Often Nininger would take time off and drive down the the old
rural roads of Kansas in an already old Model T of the time. As
he had no place for a spare tire, a good pair of tire tools and
patching materials for his car were in order. Often repairing tires
in a raw, cold numbing Kansas wind and in ankle deep mud in
order to drive to some out of the way farm house to check a lead.
Sometimes creeping through mud for hours only to find a common
rock rather than a meteorite.

At the beginning of his program he borrowed from the family budget
in order to be able to do a field trip, often lecturing along the way
for extra money in the area he was an authority in. Usually he would
stay at third class hotels and eat cold lunches to keep the costs down
and seeing if his idea of hunting and finding meteorites had merit. He
often brain stormed of ways to fund his idea, knowing that grants for
an untested program would never be given, when money was short
for programs considered far more important of the time.

In trying to find out more about meteorites he made field trips
to other universities in Kansas thinking he would run into some
good resources or a knowledgeable professor on the subject.
What Nininger found was an ignorance of the subject. His trip
for example to the University of Kansas at Lawrence yielded
only a bit of information on the subject dear to his heart. He
question both the geology department heads as well as the
astronomy department. He found that the professors in the
geology department professed ignorance on the subject but
worst to Nininger was the total lack of interest in the subject.
They showed him an un-labeled meteorite and told him which
one they thought it was. Nininger saw that what they claimed
to be a iron meteorite was rather a stony-iron which he identified
as being a part of the Brenham, Ks find. Talking to the professor
in the astronomy department he produced a very common slice of
an iron meteorite telling Nininger the very basic chemical structure
of the specimen. When asked about stony meteorites the professor
stated he didn't know there were any. Nininger often ran into this
same type of ignorance in other localities of higher learning. It
seem that the geologists felt it was related to astronomy coming
from the sky and the astronomers felt that it was more of a geology
subject because of the make up being stony or iron.
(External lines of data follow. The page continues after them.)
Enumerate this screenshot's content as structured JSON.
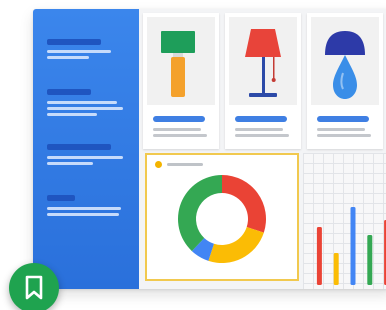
{
  "sidebar": {
    "groups": [
      {
        "lines": 2
      },
      {
        "lines": 3
      },
      {
        "lines": 2
      },
      {
        "lines": 2
      }
    ]
  },
  "product_cards": [
    {
      "icon": "table-lamp-icon",
      "shade_color": "#1e9e5a",
      "base_color": "#f4a12c"
    },
    {
      "icon": "table-lamp-icon",
      "shade_color": "#e8443a",
      "base_color": "#2c4aa8"
    },
    {
      "icon": "mushroom-lamp-icon",
      "shade_color": "#2d3aa8",
      "base_color": "#3a8ee8"
    }
  ],
  "chart_data": [
    {
      "type": "pie",
      "donut": true,
      "slices": [
        {
          "color": "#ea4335",
          "value": 30
        },
        {
          "color": "#fbbc05",
          "value": 25
        },
        {
          "color": "#4285f4",
          "value": 7
        },
        {
          "color": "#34a853",
          "value": 38
        }
      ]
    },
    {
      "type": "bar",
      "grid": true,
      "values": [
        58,
        32,
        78,
        50,
        65
      ],
      "colors": [
        "#ea4335",
        "#fbbc05",
        "#4285f4",
        "#34a853",
        "#ea4335"
      ],
      "ylim": [
        0,
        100
      ]
    }
  ],
  "fab": {
    "icon": "bookmark-icon",
    "color": "#1fa34f"
  }
}
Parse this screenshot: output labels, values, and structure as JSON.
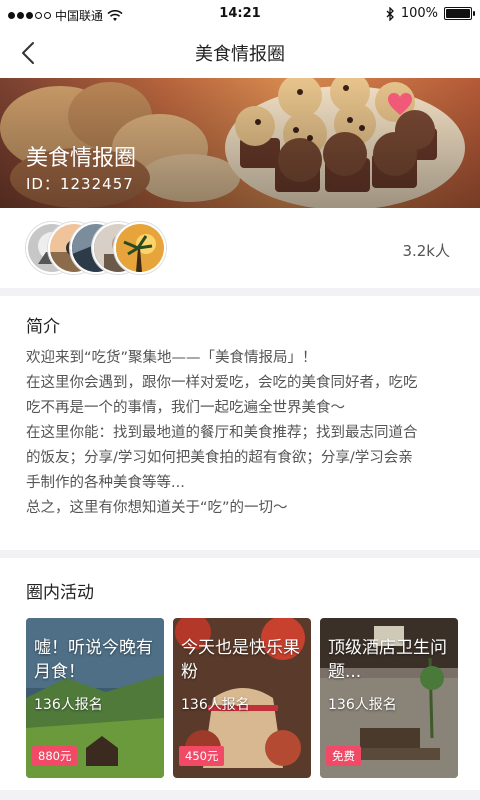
{
  "status_bar": {
    "carrier": "中国联通",
    "time": "14:21",
    "battery": "100%"
  },
  "nav": {
    "title": "美食情报圈",
    "back_icon": "chevron-left-icon"
  },
  "banner": {
    "title": "美食情报圈",
    "id_text": "ID：1232457",
    "favorite_icon": "heart-icon",
    "favorite_color": "#f05a78"
  },
  "members": {
    "count": "3.2k人"
  },
  "intro": {
    "title": "简介",
    "lines": [
      "欢迎来到“吃货”聚集地——「美食情报局」！",
      "在这里你会遇到，跟你一样对爱吃，会吃的美食同好者，吃吃",
      "吃不再是一个的事情，我们一起吃遍全世界美食～",
      "在这里你能：找到最地道的餐厅和美食推荐；找到最志同道合",
      "的饭友；分享/学习如何把美食拍的超有食欲；分享/学习会亲",
      "手制作的各种美食等等...",
      "总之，这里有你想知道关于“吃”的一切～"
    ]
  },
  "activities": {
    "title": "圈内活动",
    "cards": [
      {
        "title": "嘘！听说今晚有月食！",
        "signups": "136人报名",
        "price": "880元"
      },
      {
        "title": "今天也是快乐果粉",
        "signups": "136人报名",
        "price": "450元"
      },
      {
        "title": "顶级酒店卫生问题...",
        "signups": "136人报名",
        "price": "免费"
      }
    ]
  },
  "colors": {
    "accent": "#f04a66",
    "background": "#f2f2f4"
  }
}
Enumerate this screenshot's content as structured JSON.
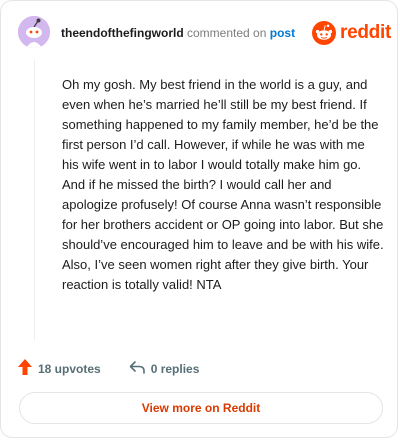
{
  "header": {
    "username": "theendofthefingworld",
    "action_text": "commented on",
    "post_link": "post",
    "brand": "reddit"
  },
  "comment": {
    "body": "Oh my gosh. My best friend in the world is a guy, and even when he’s married he’ll still be my best friend. If something happened to my family member, he’d be the first person I’d call. However, if while he was with me his wife went in to labor I would totally make him go. And if he missed the birth? I would call her and apologize profusely! Of course Anna wasn’t responsible for her brothers accident or OP going into labor. But she should’ve encouraged him to leave and be with his wife. Also, I’ve seen women right after they give birth. Your reaction is totally valid! NTA"
  },
  "footer": {
    "upvotes": "18 upvotes",
    "replies": "0 replies",
    "view_more": "View more on Reddit"
  },
  "colors": {
    "brand_orange": "#ff4500",
    "link_blue": "#0079d3",
    "avatar_bg": "#d2b8ef",
    "cta_text": "#d93a00"
  },
  "icons": [
    "avatar",
    "reddit-logo-icon",
    "upvote-arrow-icon",
    "reply-icon"
  ]
}
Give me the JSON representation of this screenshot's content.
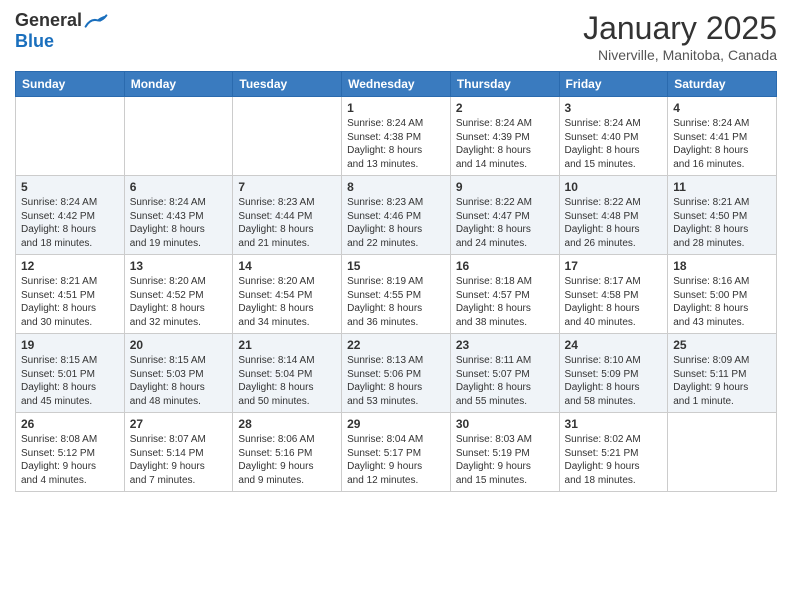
{
  "logo": {
    "general": "General",
    "blue": "Blue"
  },
  "title": "January 2025",
  "location": "Niverville, Manitoba, Canada",
  "weekdays": [
    "Sunday",
    "Monday",
    "Tuesday",
    "Wednesday",
    "Thursday",
    "Friday",
    "Saturday"
  ],
  "weeks": [
    [
      {
        "day": "",
        "info": ""
      },
      {
        "day": "",
        "info": ""
      },
      {
        "day": "",
        "info": ""
      },
      {
        "day": "1",
        "info": "Sunrise: 8:24 AM\nSunset: 4:38 PM\nDaylight: 8 hours\nand 13 minutes."
      },
      {
        "day": "2",
        "info": "Sunrise: 8:24 AM\nSunset: 4:39 PM\nDaylight: 8 hours\nand 14 minutes."
      },
      {
        "day": "3",
        "info": "Sunrise: 8:24 AM\nSunset: 4:40 PM\nDaylight: 8 hours\nand 15 minutes."
      },
      {
        "day": "4",
        "info": "Sunrise: 8:24 AM\nSunset: 4:41 PM\nDaylight: 8 hours\nand 16 minutes."
      }
    ],
    [
      {
        "day": "5",
        "info": "Sunrise: 8:24 AM\nSunset: 4:42 PM\nDaylight: 8 hours\nand 18 minutes."
      },
      {
        "day": "6",
        "info": "Sunrise: 8:24 AM\nSunset: 4:43 PM\nDaylight: 8 hours\nand 19 minutes."
      },
      {
        "day": "7",
        "info": "Sunrise: 8:23 AM\nSunset: 4:44 PM\nDaylight: 8 hours\nand 21 minutes."
      },
      {
        "day": "8",
        "info": "Sunrise: 8:23 AM\nSunset: 4:46 PM\nDaylight: 8 hours\nand 22 minutes."
      },
      {
        "day": "9",
        "info": "Sunrise: 8:22 AM\nSunset: 4:47 PM\nDaylight: 8 hours\nand 24 minutes."
      },
      {
        "day": "10",
        "info": "Sunrise: 8:22 AM\nSunset: 4:48 PM\nDaylight: 8 hours\nand 26 minutes."
      },
      {
        "day": "11",
        "info": "Sunrise: 8:21 AM\nSunset: 4:50 PM\nDaylight: 8 hours\nand 28 minutes."
      }
    ],
    [
      {
        "day": "12",
        "info": "Sunrise: 8:21 AM\nSunset: 4:51 PM\nDaylight: 8 hours\nand 30 minutes."
      },
      {
        "day": "13",
        "info": "Sunrise: 8:20 AM\nSunset: 4:52 PM\nDaylight: 8 hours\nand 32 minutes."
      },
      {
        "day": "14",
        "info": "Sunrise: 8:20 AM\nSunset: 4:54 PM\nDaylight: 8 hours\nand 34 minutes."
      },
      {
        "day": "15",
        "info": "Sunrise: 8:19 AM\nSunset: 4:55 PM\nDaylight: 8 hours\nand 36 minutes."
      },
      {
        "day": "16",
        "info": "Sunrise: 8:18 AM\nSunset: 4:57 PM\nDaylight: 8 hours\nand 38 minutes."
      },
      {
        "day": "17",
        "info": "Sunrise: 8:17 AM\nSunset: 4:58 PM\nDaylight: 8 hours\nand 40 minutes."
      },
      {
        "day": "18",
        "info": "Sunrise: 8:16 AM\nSunset: 5:00 PM\nDaylight: 8 hours\nand 43 minutes."
      }
    ],
    [
      {
        "day": "19",
        "info": "Sunrise: 8:15 AM\nSunset: 5:01 PM\nDaylight: 8 hours\nand 45 minutes."
      },
      {
        "day": "20",
        "info": "Sunrise: 8:15 AM\nSunset: 5:03 PM\nDaylight: 8 hours\nand 48 minutes."
      },
      {
        "day": "21",
        "info": "Sunrise: 8:14 AM\nSunset: 5:04 PM\nDaylight: 8 hours\nand 50 minutes."
      },
      {
        "day": "22",
        "info": "Sunrise: 8:13 AM\nSunset: 5:06 PM\nDaylight: 8 hours\nand 53 minutes."
      },
      {
        "day": "23",
        "info": "Sunrise: 8:11 AM\nSunset: 5:07 PM\nDaylight: 8 hours\nand 55 minutes."
      },
      {
        "day": "24",
        "info": "Sunrise: 8:10 AM\nSunset: 5:09 PM\nDaylight: 8 hours\nand 58 minutes."
      },
      {
        "day": "25",
        "info": "Sunrise: 8:09 AM\nSunset: 5:11 PM\nDaylight: 9 hours\nand 1 minute."
      }
    ],
    [
      {
        "day": "26",
        "info": "Sunrise: 8:08 AM\nSunset: 5:12 PM\nDaylight: 9 hours\nand 4 minutes."
      },
      {
        "day": "27",
        "info": "Sunrise: 8:07 AM\nSunset: 5:14 PM\nDaylight: 9 hours\nand 7 minutes."
      },
      {
        "day": "28",
        "info": "Sunrise: 8:06 AM\nSunset: 5:16 PM\nDaylight: 9 hours\nand 9 minutes."
      },
      {
        "day": "29",
        "info": "Sunrise: 8:04 AM\nSunset: 5:17 PM\nDaylight: 9 hours\nand 12 minutes."
      },
      {
        "day": "30",
        "info": "Sunrise: 8:03 AM\nSunset: 5:19 PM\nDaylight: 9 hours\nand 15 minutes."
      },
      {
        "day": "31",
        "info": "Sunrise: 8:02 AM\nSunset: 5:21 PM\nDaylight: 9 hours\nand 18 minutes."
      },
      {
        "day": "",
        "info": ""
      }
    ]
  ]
}
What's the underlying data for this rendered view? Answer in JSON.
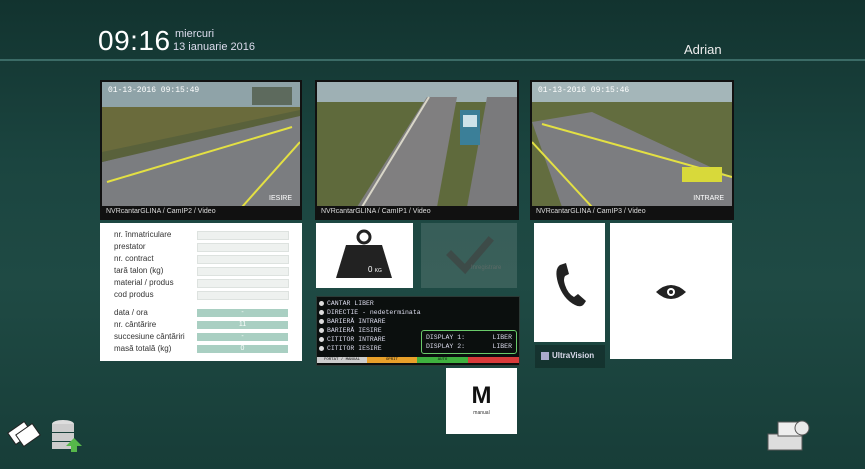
{
  "header": {
    "time": "09:16",
    "day": "miercuri",
    "date": "13 ianuarie 2016",
    "user": "Adrian"
  },
  "cameras": [
    {
      "timestamp": "01-13-2016 09:15:49",
      "caption": "NVRcantarGLINA / CamIP2 / Video",
      "corner": "IESIRE"
    },
    {
      "timestamp": "",
      "caption": "NVRcantarGLINA / CamIP1 / Video",
      "corner": ""
    },
    {
      "timestamp": "01-13-2016 09:15:46",
      "caption": "NVRcantarGLINA / CamIP3 / Video",
      "corner": "INTRARE"
    }
  ],
  "form": {
    "fields": [
      "nr. înmatriculare",
      "prestator",
      "nr. contract",
      "tară talon (kg)",
      "material / produs",
      "cod produs"
    ],
    "stats": [
      {
        "label": "data / ora",
        "value": "-"
      },
      {
        "label": "nr. cântărire",
        "value": "11"
      },
      {
        "label": "succesiune cântăriri",
        "value": "-"
      },
      {
        "label": "masă totală (kg)",
        "value": "0"
      }
    ]
  },
  "weight": {
    "value": "0",
    "unit": "KG"
  },
  "confirm": {
    "label": "Inregistrare"
  },
  "status": {
    "lines": [
      "CANTAR LIBER",
      "DIRECTIE - nedeterminata",
      "BARIERĂ INTRARE",
      "BARIERĂ IESIRE",
      "CITITOR INTRARE",
      "CITITOR IESIRE"
    ],
    "display": [
      {
        "label": "DISPLAY 1:",
        "value": "LIBER"
      },
      {
        "label": "DISPLAY 2:",
        "value": "LIBER"
      }
    ],
    "segments": [
      "FORTAT / MANUAL",
      "OPRIT",
      "AUTO",
      ""
    ],
    "colors": [
      "#cccccc",
      "#e8a02a",
      "#3fb13f",
      "#d83a3a"
    ]
  },
  "manual": {
    "letter": "M",
    "label": "manual"
  },
  "brand": "UltraVision",
  "icons": [
    "cards-icon",
    "database-upload-icon",
    "phone-icon",
    "eye-icon",
    "weight-icon",
    "check-icon",
    "printer-icon"
  ]
}
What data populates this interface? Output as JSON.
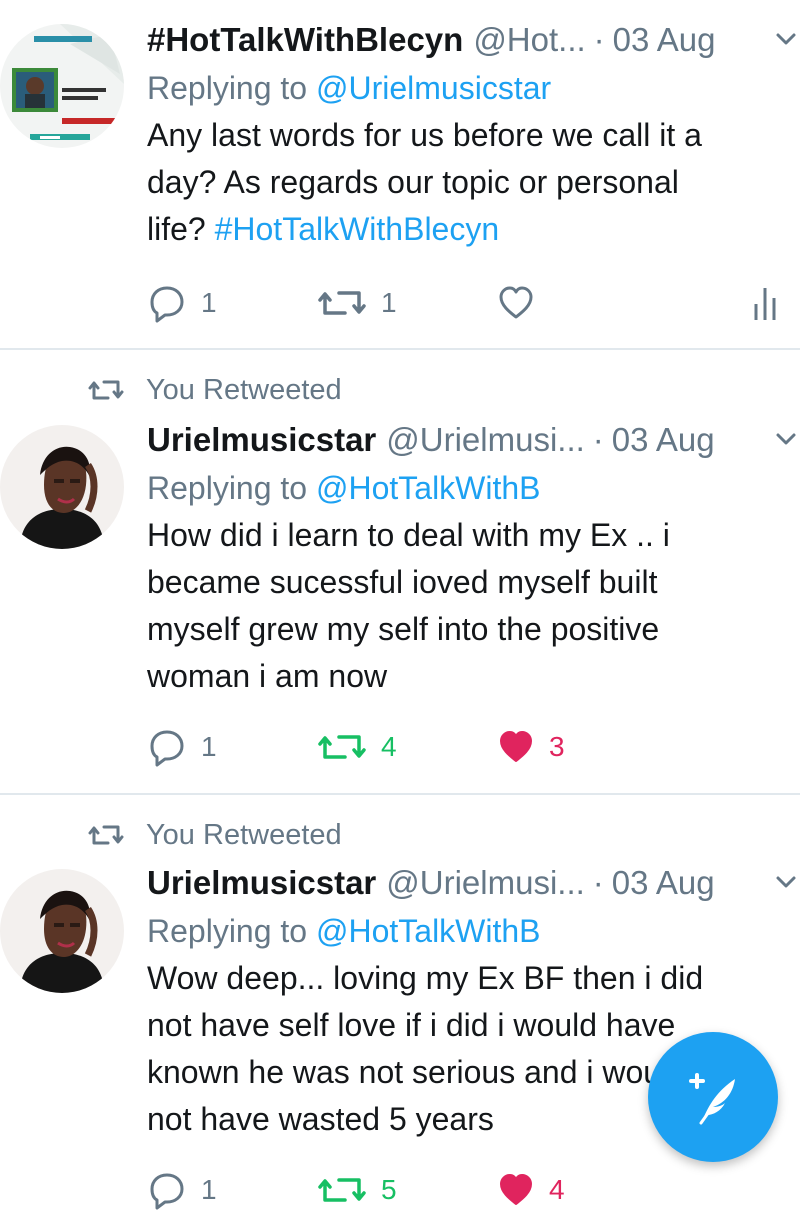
{
  "tweets": [
    {
      "retweeted_label": "",
      "name": "#HotTalkWithBlecyn",
      "handle": "@Hot...",
      "separator": "·",
      "time": "03 Aug",
      "reply_prefix": "Replying to ",
      "reply_to": "@Urielmusicstar",
      "text_line1": "Any last words for us before we call it a",
      "text_line2": "day? As regards our topic or personal",
      "text_line3": "life? ",
      "hashtag": "#HotTalkWithBlecyn",
      "replies": "1",
      "retweets": "1",
      "likes": "",
      "retweeted": false,
      "liked": false
    },
    {
      "retweeted_label": "You Retweeted",
      "name": "Urielmusicstar",
      "handle": "@Urielmusi...",
      "separator": "·",
      "time": "03 Aug",
      "reply_prefix": "Replying to ",
      "reply_to": "@HotTalkWithB",
      "text_line1": "How did i learn to deal with my Ex .. i",
      "text_line2": "became sucessful ioved myself built",
      "text_line3": "myself grew my self into the positive",
      "text_line4": "woman i am now",
      "replies": "1",
      "retweets": "4",
      "likes": "3",
      "retweeted": true,
      "liked": true
    },
    {
      "retweeted_label": "You Retweeted",
      "name": "Urielmusicstar",
      "handle": "@Urielmusi...",
      "separator": "·",
      "time": "03 Aug",
      "reply_prefix": "Replying to ",
      "reply_to": "@HotTalkWithB",
      "text_line1": "Wow deep... loving my Ex BF then i did",
      "text_line2": "not have self love if i did i would have",
      "text_line3": "known he was not serious and i would",
      "text_line4": "not have wasted 5 years",
      "replies": "1",
      "retweets": "5",
      "likes": "4",
      "retweeted": true,
      "liked": true
    }
  ],
  "colors": {
    "accent": "#1da1f2",
    "retweet_green": "#17bf63",
    "like_red": "#e0245e",
    "muted": "#657786",
    "divider": "#e1e8ed"
  },
  "icons": {
    "reply": "reply-icon",
    "retweet": "retweet-icon",
    "like": "heart-icon",
    "analytics": "analytics-icon",
    "caret": "chevron-down-icon",
    "compose": "compose-tweet-icon"
  }
}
>From 1923 to 1929 Nininger gained both knowledge and experience
while he taught at McPherson College. One of the ways he learned
more was to visit the major collections of the time. These were
Washington, Chicago, New York, Harvard, Yale, and Amerst. Only
one other collection on the continent of North America was worth
a visit and that was in Mexico City where five of the greatest
meteorites of the world were held. But he also needed a way to
pay for the program he wished to pursue. This is where the plans
to go to Mexico first began and a way to possibly better fund his
new program.

The Nininger Moments are articles or books written originally by Harvey
Nininger and put into a consolidated form by Al Mitterling. Some of the
items written in the moments might be old out dated material and the
reader is advised to keep this in mind. Source: Find A Falling Star

--AL Mitterling
Received on Thu 14 Oct 2004 12:40:16 PM PDT

Help support this free mailing list:

Yahoo MyWeb